  • The inclusion of Saudi Arabia and the UAE is expected to lead to more mobilisation of financial resources for the New Development Bank, the BRICS alternative for developing countries.
  • By including these four, BRICS has also addressed the question that no Muslim-majority country is in the grouping.
  • Saudi Arabia, UAE, Iran, Egypt and Ethiopia share a common regional space. This might give salience to the West Asian and North African region, and the rivalries and geopolitical tensions here might play out in the grouping as well.
  • These contradictions within the member countries could limit the potential of BRICS.

Russia, China’s stakes

  • China is seen as trying to build its own bloc against the Western powers. But India has maintained that decisions have to be made “through consensus” — the guiding principle in the grouping — so that it is not completely led by China.
  • This inclusion of six members has been projected as the first phase of the expansion, which leaves room for a second phase.
  • Russia, the other major player in the grouping, will host the next BRICS summit in Kazan in 2024. An expanded grouping of 11 members attending will work for Moscow, which has been facing diplomatic isolation. It will use the opportunity to portray Russia’s relevance despite Western pressures.
  • For India, the Chinese challenge remains the most pertinent. India has the unenviable task of guarding against the grouping being swayed by China, which wants to pack it with countries indebted to China. 

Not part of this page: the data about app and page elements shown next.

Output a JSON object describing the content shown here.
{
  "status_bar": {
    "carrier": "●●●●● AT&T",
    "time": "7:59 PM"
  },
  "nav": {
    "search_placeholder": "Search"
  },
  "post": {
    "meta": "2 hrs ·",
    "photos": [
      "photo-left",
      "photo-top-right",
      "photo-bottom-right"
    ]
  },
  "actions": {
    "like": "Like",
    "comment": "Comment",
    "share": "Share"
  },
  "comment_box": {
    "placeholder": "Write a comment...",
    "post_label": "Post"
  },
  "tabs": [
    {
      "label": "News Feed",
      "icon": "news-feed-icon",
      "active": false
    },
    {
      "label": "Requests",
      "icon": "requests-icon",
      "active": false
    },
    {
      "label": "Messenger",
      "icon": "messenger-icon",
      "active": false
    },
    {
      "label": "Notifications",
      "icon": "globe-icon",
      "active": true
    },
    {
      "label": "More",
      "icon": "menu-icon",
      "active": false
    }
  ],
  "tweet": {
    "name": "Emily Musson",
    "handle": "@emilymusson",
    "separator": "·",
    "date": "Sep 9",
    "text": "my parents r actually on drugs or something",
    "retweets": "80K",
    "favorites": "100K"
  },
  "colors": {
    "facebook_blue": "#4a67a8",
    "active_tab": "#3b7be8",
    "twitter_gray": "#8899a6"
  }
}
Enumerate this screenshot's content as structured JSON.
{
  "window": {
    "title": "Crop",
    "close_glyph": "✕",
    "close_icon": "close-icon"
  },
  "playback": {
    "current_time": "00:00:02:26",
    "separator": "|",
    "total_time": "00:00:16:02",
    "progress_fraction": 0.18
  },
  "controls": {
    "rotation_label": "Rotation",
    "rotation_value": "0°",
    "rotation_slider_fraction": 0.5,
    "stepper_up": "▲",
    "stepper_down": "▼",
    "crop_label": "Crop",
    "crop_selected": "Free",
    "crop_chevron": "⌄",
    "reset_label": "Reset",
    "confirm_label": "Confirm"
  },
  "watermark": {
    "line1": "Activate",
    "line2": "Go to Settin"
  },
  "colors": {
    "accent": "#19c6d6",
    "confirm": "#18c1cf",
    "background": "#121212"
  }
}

  • For now, the name of BRICS will remain the same, since officials feel it is a brand in itself. There were jokes during the negotiations on whether the grouping should be renamed ‘Wall’. But the Chinese were fine with the current name, as they call the grouping ‘Jin Zhuan’ in Mandarin, which means ‘golden bricks.